• Your task: From the records below, copy each line in which the string "TradingView" occurs.

[Page and application data records]
----

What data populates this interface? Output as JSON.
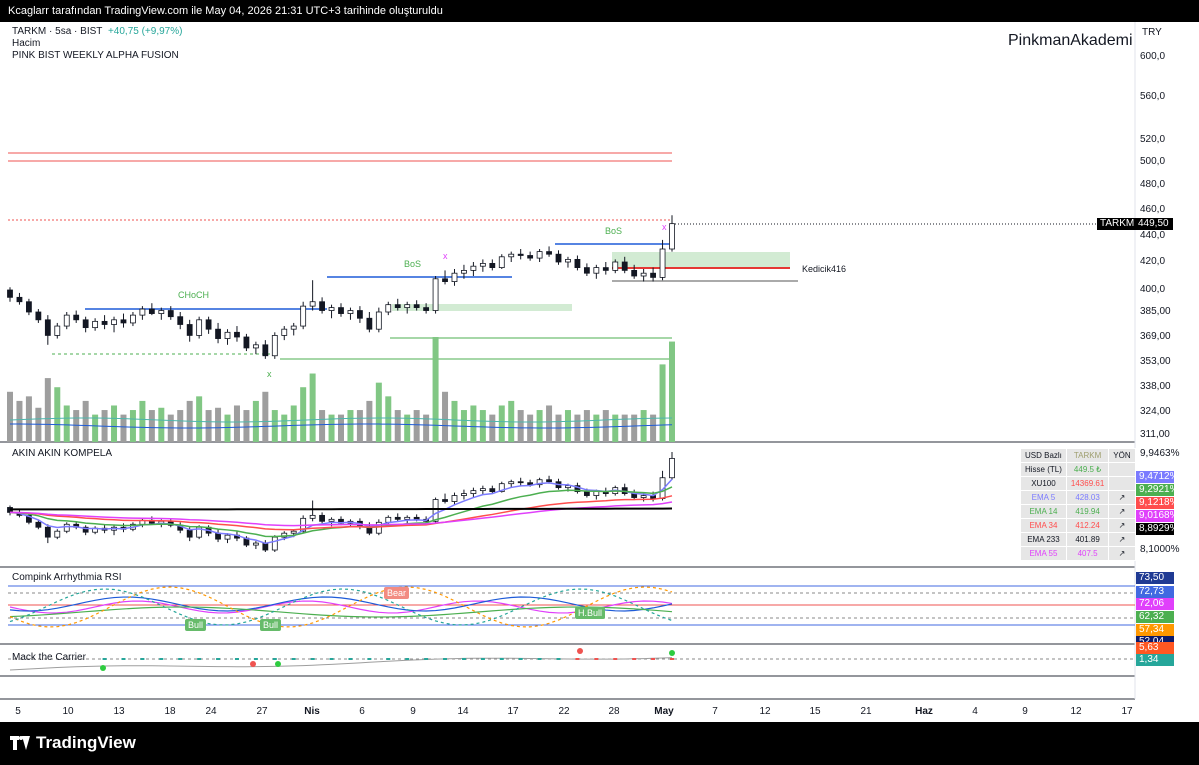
{
  "header": {
    "credit": "Kcaglarr tarafından TradingView.com ile May 04, 2026 21:31 UTC+3 tarihinde oluşturuldu"
  },
  "legend": {
    "symbol": "TARKM · 5sa · BIST",
    "change": "+40,75 (+9,97%)",
    "volume_label": "Hacim",
    "indicator": "PINK BIST WEEKLY ALPHA FUSION"
  },
  "watermark": "PinkmanAkademi",
  "currency": "TRY",
  "price_axis": [
    "600,0",
    "560,0",
    "520,0",
    "500,0",
    "480,0",
    "460,0",
    "440,0",
    "420,0",
    "400,0",
    "385,00",
    "369,00",
    "353,00",
    "338,00",
    "324,00",
    "311,00"
  ],
  "last_price": {
    "symbol": "TARKM",
    "value": "449,50"
  },
  "labels": {
    "choch": "CHoCH",
    "bos1": "BoS",
    "bos2": "BoS",
    "kedicik": "Kedicik416",
    "x1": "x",
    "x2": "x",
    "x3": "x"
  },
  "pane2": {
    "title": "AKIN AKIN KOMPELA",
    "axis_top": "9,9463%",
    "axis_bottom": "8,1000%",
    "tags": [
      {
        "value": "9,4712%",
        "color": "#7b7bff"
      },
      {
        "value": "9,2921%",
        "color": "#4caf50"
      },
      {
        "value": "9,1218%",
        "color": "#ff4d4d"
      },
      {
        "value": "9,0168%",
        "color": "#e040fb"
      },
      {
        "value": "8,8929%",
        "color": "#000000"
      }
    ],
    "table": {
      "header": [
        "USD Bazlı",
        "TARKM",
        "YÖN"
      ],
      "rows": [
        {
          "name": "Hisse (TL)",
          "value": "449.5 ₺",
          "dir": "",
          "name_color": "#131722",
          "value_color": "#4caf50"
        },
        {
          "name": "XU100",
          "value": "14369.61",
          "dir": "",
          "name_color": "#131722",
          "value_color": "#ff4d4d"
        },
        {
          "name": "EMA 5",
          "value": "428.03",
          "dir": "↗",
          "name_color": "#7b7bff",
          "value_color": "#7b7bff"
        },
        {
          "name": "EMA 14",
          "value": "419.94",
          "dir": "↗",
          "name_color": "#4caf50",
          "value_color": "#4caf50"
        },
        {
          "name": "EMA 34",
          "value": "412.24",
          "dir": "↗",
          "name_color": "#ff4d4d",
          "value_color": "#ff4d4d"
        },
        {
          "name": "EMA 233",
          "value": "401.89",
          "dir": "↗",
          "name_color": "#131722",
          "value_color": "#131722"
        },
        {
          "name": "EMA 55",
          "value": "407.5",
          "dir": "↗",
          "name_color": "#e040fb",
          "value_color": "#e040fb"
        }
      ]
    }
  },
  "pane3": {
    "title": "Compink Arrhythmia RSI",
    "tags": [
      {
        "value": "73,50",
        "color": "#1f3a93"
      },
      {
        "value": "72,73",
        "color": "#4169e1"
      },
      {
        "value": "72,06",
        "color": "#e040fb"
      },
      {
        "value": "62,32",
        "color": "#4caf50"
      },
      {
        "value": "57,34",
        "color": "#ff9800"
      },
      {
        "value": "52,04",
        "color": "#0d1b6b"
      }
    ],
    "labels": {
      "bear": "Bear",
      "bull1": "Bull",
      "bull2": "Bull",
      "hbull": "H.Bull"
    }
  },
  "pane4": {
    "title": "Mack the Carrier",
    "tags": [
      {
        "value": "5,63",
        "color": "#ff5722"
      },
      {
        "value": "1,34",
        "color": "#26a69a"
      }
    ]
  },
  "time_axis": [
    {
      "label": "5",
      "bold": false
    },
    {
      "label": "10",
      "bold": false
    },
    {
      "label": "13",
      "bold": false
    },
    {
      "label": "18",
      "bold": false
    },
    {
      "label": "24",
      "bold": false
    },
    {
      "label": "27",
      "bold": false
    },
    {
      "label": "Nis",
      "bold": true
    },
    {
      "label": "6",
      "bold": false
    },
    {
      "label": "9",
      "bold": false
    },
    {
      "label": "14",
      "bold": false
    },
    {
      "label": "17",
      "bold": false
    },
    {
      "label": "22",
      "bold": false
    },
    {
      "label": "28",
      "bold": false
    },
    {
      "label": "May",
      "bold": true
    },
    {
      "label": "7",
      "bold": false
    },
    {
      "label": "12",
      "bold": false
    },
    {
      "label": "15",
      "bold": false
    },
    {
      "label": "21",
      "bold": false
    },
    {
      "label": "Haz",
      "bold": true
    },
    {
      "label": "4",
      "bold": false
    },
    {
      "label": "9",
      "bold": false
    },
    {
      "label": "12",
      "bold": false
    },
    {
      "label": "17",
      "bold": false
    }
  ],
  "footer": {
    "brand": "TradingView"
  },
  "colors": {
    "up": "#26a69a",
    "down": "#ef5350",
    "blue_line": "#1e5bd8",
    "red_line": "#e53935"
  },
  "chart_data": {
    "type": "candlestick",
    "candles": [
      [
        400,
        402,
        392,
        395
      ],
      [
        395,
        398,
        390,
        392
      ],
      [
        392,
        394,
        383,
        385
      ],
      [
        385,
        387,
        378,
        380
      ],
      [
        380,
        383,
        364,
        370
      ],
      [
        370,
        378,
        368,
        376
      ],
      [
        376,
        385,
        374,
        383
      ],
      [
        383,
        386,
        378,
        380
      ],
      [
        380,
        382,
        372,
        375
      ],
      [
        375,
        381,
        373,
        379
      ],
      [
        379,
        383,
        374,
        377
      ],
      [
        377,
        382,
        372,
        380
      ],
      [
        380,
        384,
        375,
        378
      ],
      [
        378,
        385,
        376,
        383
      ],
      [
        383,
        389,
        380,
        387
      ],
      [
        387,
        391,
        383,
        384
      ],
      [
        384,
        388,
        380,
        386
      ],
      [
        386,
        389,
        380,
        382
      ],
      [
        382,
        385,
        374,
        377
      ],
      [
        377,
        380,
        366,
        370
      ],
      [
        370,
        382,
        368,
        380
      ],
      [
        380,
        382,
        371,
        374
      ],
      [
        374,
        378,
        365,
        368
      ],
      [
        368,
        374,
        364,
        372
      ],
      [
        372,
        376,
        366,
        369
      ],
      [
        369,
        371,
        360,
        362
      ],
      [
        362,
        366,
        358,
        364
      ],
      [
        364,
        367,
        355,
        357
      ],
      [
        357,
        372,
        355,
        370
      ],
      [
        370,
        376,
        367,
        374
      ],
      [
        374,
        378,
        370,
        376
      ],
      [
        376,
        392,
        374,
        389
      ],
      [
        389,
        407,
        386,
        392
      ],
      [
        392,
        395,
        384,
        386
      ],
      [
        386,
        390,
        381,
        388
      ],
      [
        388,
        391,
        382,
        384
      ],
      [
        384,
        388,
        380,
        386
      ],
      [
        386,
        389,
        378,
        381
      ],
      [
        381,
        385,
        372,
        374
      ],
      [
        374,
        388,
        372,
        385
      ],
      [
        385,
        392,
        383,
        390
      ],
      [
        390,
        394,
        386,
        388
      ],
      [
        388,
        392,
        384,
        390
      ],
      [
        390,
        393,
        386,
        388
      ],
      [
        388,
        391,
        384,
        386
      ],
      [
        386,
        410,
        384,
        408
      ],
      [
        408,
        414,
        404,
        406
      ],
      [
        406,
        415,
        403,
        412
      ],
      [
        412,
        418,
        408,
        414
      ],
      [
        414,
        420,
        410,
        417
      ],
      [
        417,
        422,
        413,
        419
      ],
      [
        419,
        422,
        414,
        416
      ],
      [
        416,
        426,
        415,
        424
      ],
      [
        424,
        428,
        420,
        426
      ],
      [
        426,
        430,
        422,
        425
      ],
      [
        425,
        428,
        421,
        423
      ],
      [
        423,
        430,
        420,
        428
      ],
      [
        428,
        432,
        424,
        426
      ],
      [
        426,
        429,
        418,
        420
      ],
      [
        420,
        424,
        416,
        422
      ],
      [
        422,
        425,
        414,
        416
      ],
      [
        416,
        419,
        410,
        412
      ],
      [
        412,
        418,
        408,
        416
      ],
      [
        416,
        420,
        411,
        414
      ],
      [
        414,
        422,
        412,
        420
      ],
      [
        420,
        424,
        412,
        414
      ],
      [
        414,
        418,
        408,
        410
      ],
      [
        410,
        415,
        406,
        412
      ],
      [
        412,
        416,
        406,
        409
      ],
      [
        409,
        437,
        407,
        430
      ],
      [
        430,
        456,
        428,
        449.5
      ]
    ],
    "volumes": [
      22,
      18,
      20,
      15,
      28,
      24,
      16,
      14,
      18,
      12,
      14,
      16,
      12,
      14,
      18,
      14,
      15,
      12,
      14,
      18,
      20,
      14,
      15,
      12,
      16,
      14,
      18,
      22,
      14,
      12,
      16,
      24,
      30,
      14,
      12,
      12,
      14,
      14,
      18,
      26,
      20,
      14,
      12,
      14,
      12,
      46,
      22,
      18,
      14,
      16,
      14,
      12,
      16,
      18,
      14,
      12,
      14,
      16,
      12,
      14,
      12,
      14,
      12,
      14,
      12,
      12,
      12,
      14,
      12,
      34,
      44
    ]
  }
}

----

• Your response:
    "credit": "Kcaglarr tarafından TradingView.com ile May 04, 2026 21:31 UTC+3 tarihinde oluşturuldu"
    "brand": "TradingView"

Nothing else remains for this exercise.